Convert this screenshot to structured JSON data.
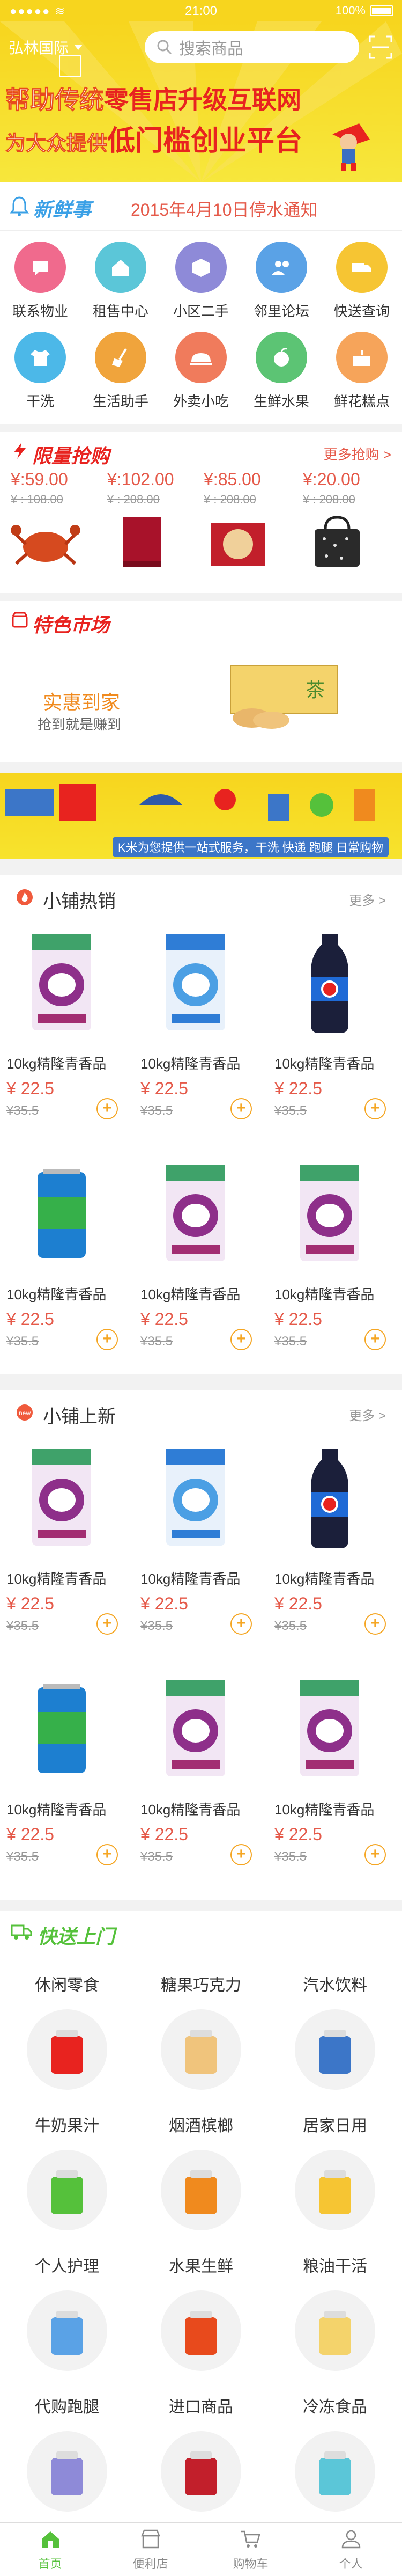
{
  "status": {
    "carrier": "●●●●● ≋",
    "time": "21:00",
    "battery": "100%"
  },
  "header": {
    "location": "弘林国际",
    "search_placeholder": "搜索商品"
  },
  "banner": {
    "line1_white": "帮助传统",
    "line1_red": "零售店升级互联网",
    "line2_white": "为大众提供",
    "line2_red": "低门槛创业平台"
  },
  "news": {
    "tag": "新鲜事",
    "text": "2015年4月10日停水通知"
  },
  "categories": [
    {
      "label": "联系物业",
      "color": "#f06a8d",
      "icon": "chat-icon"
    },
    {
      "label": "租售中心",
      "color": "#5bc6d8",
      "icon": "house-icon"
    },
    {
      "label": "小区二手",
      "color": "#8e8ad8",
      "icon": "cube-icon"
    },
    {
      "label": "邻里论坛",
      "color": "#5aa2e6",
      "icon": "people-icon"
    },
    {
      "label": "快送查询",
      "color": "#f6c533",
      "icon": "truck-icon"
    },
    {
      "label": "干洗",
      "color": "#4cb8e8",
      "icon": "shirt-icon"
    },
    {
      "label": "生活助手",
      "color": "#f0a43c",
      "icon": "broom-icon"
    },
    {
      "label": "外卖小吃",
      "color": "#f07b5c",
      "icon": "dish-icon"
    },
    {
      "label": "生鲜水果",
      "color": "#5cc474",
      "icon": "fruit-icon"
    },
    {
      "label": "鲜花糕点",
      "color": "#f6a45a",
      "icon": "cake-icon"
    }
  ],
  "flash": {
    "title": "限量抢购",
    "more": "更多抢购 >",
    "items": [
      {
        "price": "¥:59.00",
        "old": "¥ : 108.00"
      },
      {
        "price": "¥:102.00",
        "old": "¥ : 208.00"
      },
      {
        "price": "¥:85.00",
        "old": "¥ : 208.00"
      },
      {
        "price": "¥:20.00",
        "old": "¥ : 208.00"
      }
    ]
  },
  "special": {
    "title": "特色市场",
    "big": "实惠到家",
    "sub": "抢到就是赚到",
    "box_text": "茶"
  },
  "banner2": {
    "tagline": "K米为您提供一站式服务，干洗 快递 跑腿 日常购物"
  },
  "hot": {
    "title": "小铺热销",
    "more": "更多 >",
    "products": [
      {
        "name": "10kg精隆青香品",
        "price": "¥ 22.5",
        "old": "¥35.5",
        "kind": "rice-purple"
      },
      {
        "name": "10kg精隆青香品",
        "price": "¥ 22.5",
        "old": "¥35.5",
        "kind": "rice-blue"
      },
      {
        "name": "10kg精隆青香品",
        "price": "¥ 22.5",
        "old": "¥35.5",
        "kind": "cola"
      },
      {
        "name": "10kg精隆青香品",
        "price": "¥ 22.5",
        "old": "¥35.5",
        "kind": "can"
      },
      {
        "name": "10kg精隆青香品",
        "price": "¥ 22.5",
        "old": "¥35.5",
        "kind": "rice-purple"
      },
      {
        "name": "10kg精隆青香品",
        "price": "¥ 22.5",
        "old": "¥35.5",
        "kind": "rice-purple"
      }
    ]
  },
  "new": {
    "title": "小铺上新",
    "more": "更多 >",
    "products": [
      {
        "name": "10kg精隆青香品",
        "price": "¥ 22.5",
        "old": "¥35.5",
        "kind": "rice-purple"
      },
      {
        "name": "10kg精隆青香品",
        "price": "¥ 22.5",
        "old": "¥35.5",
        "kind": "rice-blue"
      },
      {
        "name": "10kg精隆青香品",
        "price": "¥ 22.5",
        "old": "¥35.5",
        "kind": "cola"
      },
      {
        "name": "10kg精隆青香品",
        "price": "¥ 22.5",
        "old": "¥35.5",
        "kind": "can"
      },
      {
        "name": "10kg精隆青香品",
        "price": "¥ 22.5",
        "old": "¥35.5",
        "kind": "rice-purple"
      },
      {
        "name": "10kg精隆青香品",
        "price": "¥ 22.5",
        "old": "¥35.5",
        "kind": "rice-purple"
      }
    ]
  },
  "fast": {
    "title": "快送上门",
    "cats": [
      "休闲零食",
      "糖果巧克力",
      "汽水饮料",
      "牛奶果汁",
      "烟酒槟榔",
      "居家日用",
      "个人护理",
      "水果生鲜",
      "粮油干活",
      "代购跑腿",
      "进口商品",
      "冷冻食品"
    ]
  },
  "tabs": [
    {
      "label": "首页",
      "active": true
    },
    {
      "label": "便利店",
      "active": false
    },
    {
      "label": "购物车",
      "active": false
    },
    {
      "label": "个人",
      "active": false
    }
  ],
  "colors": {
    "yellow": "#f7d51e",
    "red": "#e8231f",
    "price": "#e55a4a",
    "green": "#55c13b",
    "orange": "#f5a623"
  }
}
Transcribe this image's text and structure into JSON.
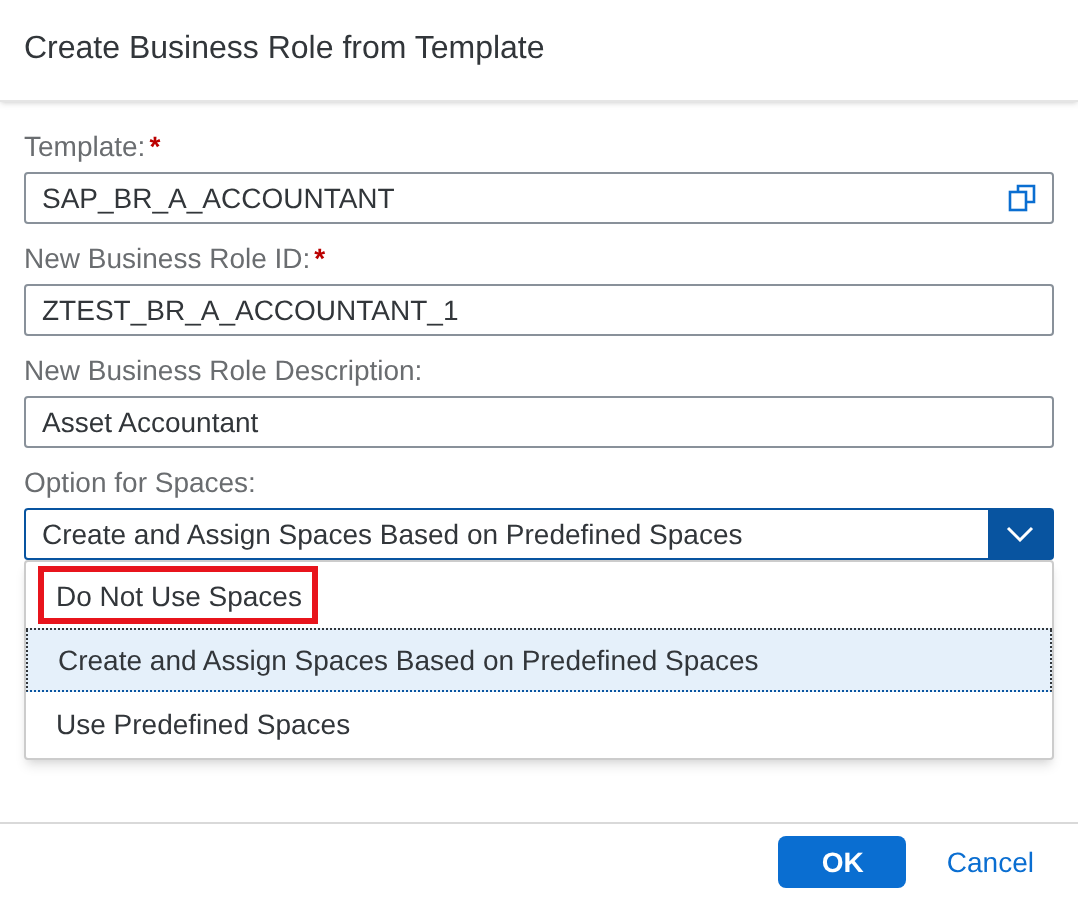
{
  "dialog": {
    "title": "Create Business Role from Template"
  },
  "fields": [
    {
      "label": "Template:",
      "required_mark": "*",
      "value": "SAP_BR_A_ACCOUNTANT",
      "kind": "value-help"
    },
    {
      "label": "New Business Role ID:",
      "required_mark": "*",
      "value": "ZTEST_BR_A_ACCOUNTANT_1",
      "kind": "text"
    },
    {
      "label": "New Business Role Description:",
      "value": "Asset Accountant",
      "kind": "text"
    }
  ],
  "spaces_select": {
    "label": "Option for Spaces:",
    "value": "Create and Assign Spaces Based on Predefined Spaces",
    "expanded": true,
    "options": [
      {
        "label": "Do Not Use Spaces",
        "selected": false,
        "highlighted": true
      },
      {
        "label": "Create and Assign Spaces Based on Predefined Spaces",
        "selected": true,
        "highlighted": false
      },
      {
        "label": "Use Predefined Spaces",
        "selected": false,
        "highlighted": false
      }
    ]
  },
  "buttons": [
    {
      "label": "OK",
      "kind": "primary"
    },
    {
      "label": "Cancel",
      "kind": "link"
    }
  ]
}
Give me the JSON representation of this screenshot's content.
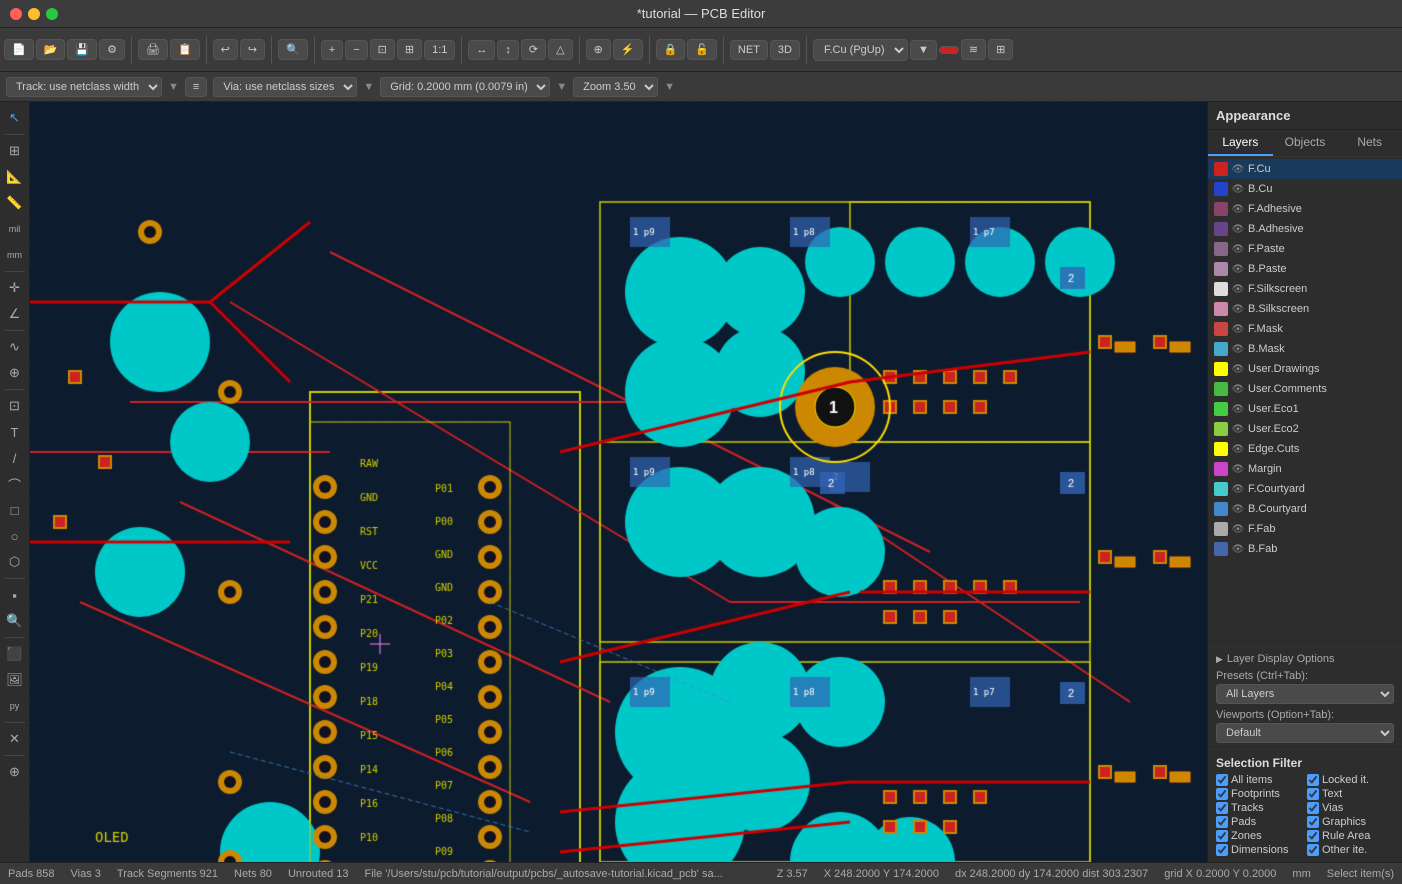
{
  "titlebar": {
    "title": "*tutorial — PCB Editor"
  },
  "toolbar": {
    "track_label": "Track: use netclass width",
    "via_label": "Via: use netclass sizes",
    "grid_label": "Grid: 0.2000 mm (0.0079 in)",
    "zoom_label": "Zoom 3.50",
    "layer_label": "F.Cu (PgUp)"
  },
  "appearance": {
    "title": "Appearance",
    "tabs": [
      "Layers",
      "Objects",
      "Nets"
    ],
    "active_tab": 0,
    "layers": [
      {
        "name": "F.Cu",
        "color": "#cc2222",
        "visible": true,
        "active": true
      },
      {
        "name": "B.Cu",
        "color": "#2244cc",
        "visible": true,
        "active": false
      },
      {
        "name": "F.Adhesive",
        "color": "#884466",
        "visible": true,
        "active": false
      },
      {
        "name": "B.Adhesive",
        "color": "#664488",
        "visible": true,
        "active": false
      },
      {
        "name": "F.Paste",
        "color": "#886688",
        "visible": true,
        "active": false
      },
      {
        "name": "B.Paste",
        "color": "#aa88aa",
        "visible": true,
        "active": false
      },
      {
        "name": "F.Silkscreen",
        "color": "#dddddd",
        "visible": true,
        "active": false
      },
      {
        "name": "B.Silkscreen",
        "color": "#cc88aa",
        "visible": true,
        "active": false
      },
      {
        "name": "F.Mask",
        "color": "#cc4444",
        "visible": true,
        "active": false
      },
      {
        "name": "B.Mask",
        "color": "#44aacc",
        "visible": true,
        "active": false
      },
      {
        "name": "User.Drawings",
        "color": "#ffff00",
        "visible": true,
        "active": false
      },
      {
        "name": "User.Comments",
        "color": "#44bb44",
        "visible": true,
        "active": false
      },
      {
        "name": "User.Eco1",
        "color": "#44cc44",
        "visible": true,
        "active": false
      },
      {
        "name": "User.Eco2",
        "color": "#88cc44",
        "visible": true,
        "active": false
      },
      {
        "name": "Edge.Cuts",
        "color": "#ffff00",
        "visible": true,
        "active": false
      },
      {
        "name": "Margin",
        "color": "#cc44cc",
        "visible": true,
        "active": false
      },
      {
        "name": "F.Courtyard",
        "color": "#44cccc",
        "visible": true,
        "active": false
      },
      {
        "name": "B.Courtyard",
        "color": "#4488cc",
        "visible": true,
        "active": false
      },
      {
        "name": "F.Fab",
        "color": "#aaaaaa",
        "visible": true,
        "active": false
      },
      {
        "name": "B.Fab",
        "color": "#4466aa",
        "visible": true,
        "active": false
      }
    ]
  },
  "layer_display": {
    "section_label": "Layer Display Options",
    "presets_label": "Presets (Ctrl+Tab):",
    "presets_value": "All Layers",
    "viewports_label": "Viewports (Option+Tab):"
  },
  "selection_filter": {
    "title": "Selection Filter",
    "items": [
      {
        "label": "All items",
        "checked": true
      },
      {
        "label": "Locked it.",
        "checked": true
      },
      {
        "label": "Footprints",
        "checked": true
      },
      {
        "label": "Text",
        "checked": true
      },
      {
        "label": "Tracks",
        "checked": true
      },
      {
        "label": "Vias",
        "checked": true
      },
      {
        "label": "Pads",
        "checked": true
      },
      {
        "label": "Graphics",
        "checked": true
      },
      {
        "label": "Zones",
        "checked": true
      },
      {
        "label": "Rule Area",
        "checked": true
      },
      {
        "label": "Dimensions",
        "checked": true
      },
      {
        "label": "Other ite.",
        "checked": true
      }
    ]
  },
  "statusbar": {
    "pads_label": "Pads",
    "pads_value": "858",
    "vias_label": "Vias",
    "vias_value": "3",
    "segments_label": "Track Segments",
    "segments_value": "921",
    "nets_label": "Nets",
    "nets_value": "80",
    "unrouted_label": "Unrouted",
    "unrouted_value": "13",
    "file_path": "File '/Users/stu/pcb/tutorial/output/pcbs/_autosave-tutorial.kicad_pcb' sa...",
    "zoom": "Z 3.57",
    "coords": "X 248.2000  Y 174.2000",
    "delta": "dx 248.2000  dy 174.2000  dist 303.2307",
    "grid": "grid X 0.2000  Y 0.2000",
    "unit": "mm",
    "status": "Select item(s)"
  }
}
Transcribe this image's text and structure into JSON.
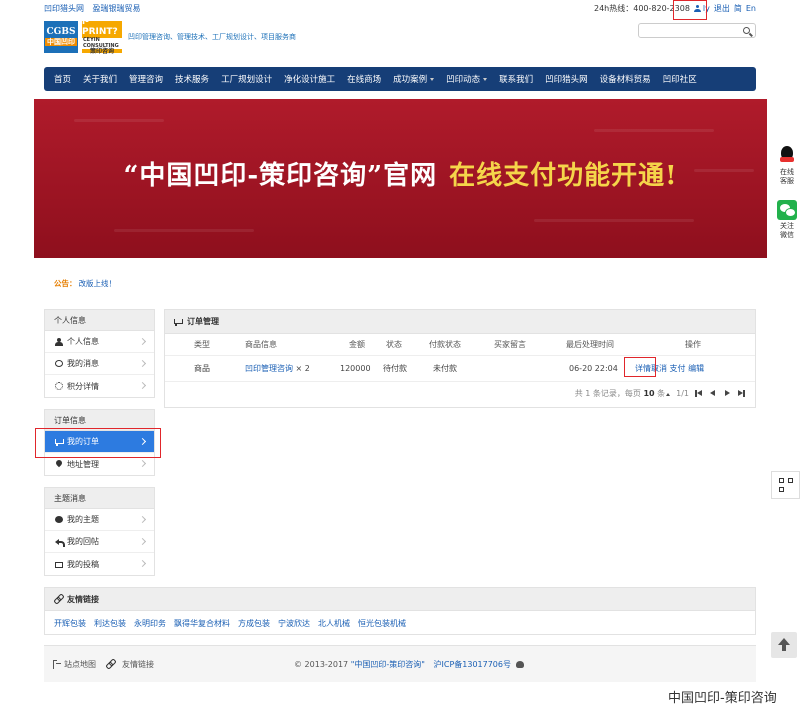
{
  "topbar": {
    "links": [
      "凹印猎头网",
      "盈瑞银瑞贸易"
    ],
    "hotline": "24h热线：400-820-2308",
    "username": "ly",
    "logout": "退出",
    "lang_simplified": "简",
    "lang_english": "En"
  },
  "logo": {
    "cgbs": "CGBS",
    "cgbs_sub": "中国凹印",
    "iprint": "i-PRINT?",
    "iprint_sub": "CEYIN CONSULTING",
    "iprint_cn": "策印咨询",
    "slogan": "凹印管理咨询、管理技术、工厂规划设计、项目服务商"
  },
  "search": {
    "placeholder": ""
  },
  "nav": [
    "首页",
    "关于我们",
    "管理咨询",
    "技术服务",
    "工厂规划设计",
    "净化设计施工",
    "在线商场",
    "成功案例",
    "凹印动态",
    "联系我们",
    "凹印猎头网",
    "设备材料贸易",
    "凹印社区"
  ],
  "nav_has_caret": [
    false,
    false,
    false,
    false,
    false,
    false,
    false,
    true,
    true,
    false,
    false,
    false,
    false
  ],
  "banner": {
    "title_main": "“中国凹印-策印咨询”官网",
    "title_highlight": "在线支付功能开通!",
    "bg_color": "#a0172a",
    "highlight_color": "#f5d54a"
  },
  "side": {
    "qq_label_1": "在线",
    "qq_label_2": "客服",
    "wechat_label_1": "关注",
    "wechat_label_2": "微信"
  },
  "notice": {
    "label": "公告：",
    "text": "改版上线！"
  },
  "sidebar": {
    "personal": {
      "title": "个人信息",
      "items": [
        "个人信息",
        "我的消息",
        "积分详情"
      ]
    },
    "orders": {
      "title": "订单信息",
      "items": [
        "我的订单",
        "地址管理"
      ]
    },
    "topics": {
      "title": "主题消息",
      "items": [
        "我的主题",
        "我的回帖",
        "我的投稿"
      ]
    }
  },
  "orders": {
    "title": "订单管理",
    "columns": [
      "类型",
      "商品信息",
      "金额",
      "状态",
      "付款状态",
      "买家留言",
      "最后处理时间",
      "操作"
    ],
    "rows": [
      {
        "type": "商品",
        "product": "凹印管理咨询",
        "qty": "× 2",
        "amount": "120000",
        "status": "待付款",
        "pay_status": "未付款",
        "message": "",
        "time": "06-20 22:04",
        "actions": [
          "详情",
          "取消",
          "支付",
          "编辑"
        ]
      }
    ],
    "pager": {
      "summary_prefix": "共",
      "total": "1",
      "summary_mid": "条记录，每页",
      "per_page": "10",
      "summary_suffix": "条",
      "page_info": "1/1"
    }
  },
  "links": {
    "title": "友情链接",
    "items": [
      "开辉包装",
      "利达包装",
      "永明印务",
      "飘得华复合材料",
      "方成包装",
      "宁波欣达",
      "北人机械",
      "恒光包装机械"
    ]
  },
  "footer": {
    "sitemap": "站点地图",
    "flinks": "友情链接",
    "copyright": "© 2013-2017",
    "brand": "\"中国凹印-策印咨询\"",
    "icp": "沪ICP备13017706号"
  },
  "watermark": "中国凹印-策印咨询",
  "colors": {
    "nav_bg": "#163e77",
    "accent_blue": "#2d7be0",
    "highlight_red": "#e0262b"
  }
}
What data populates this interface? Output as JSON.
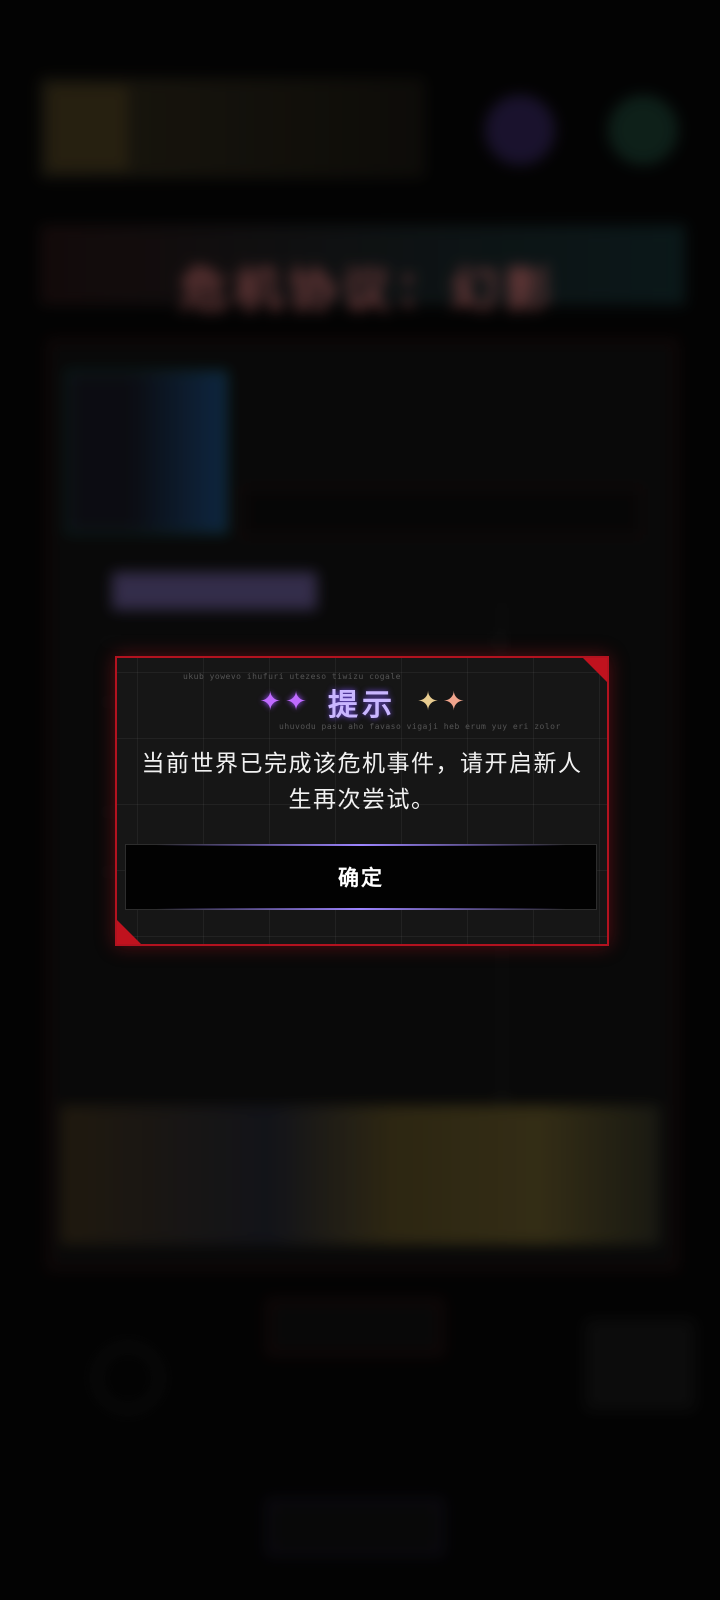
{
  "dialog": {
    "title": "提示",
    "message": "当前世界已完成该危机事件，请开启新人生再次尝试。",
    "confirm_label": "确定",
    "deco_line_1": "ukub yowevo ihufuri utezeso tiwizu cogale",
    "deco_line_2": "uhuvodu pasu aho favaso vigaji heb erum yuy eri zolor",
    "sparkle_left_icons": [
      "sparkle-purple-icon",
      "sparkle-purple-icon"
    ],
    "sparkle_right_icons": [
      "sparkle-gold-icon",
      "sparkle-peach-icon"
    ],
    "accent_color": "#b3121f",
    "title_color": "#c9b6ff"
  },
  "background": {
    "event_title": "危机协议：幻影"
  }
}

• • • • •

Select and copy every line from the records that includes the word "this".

RESULT:
Convert this screenshot to structured JSON data.
Transcribe this image's text and structure into JSON.
Give me the JSON representation of this screenshot's content.
Transcribe this image's text and structure into JSON.
What data populates this interface? Output as JSON.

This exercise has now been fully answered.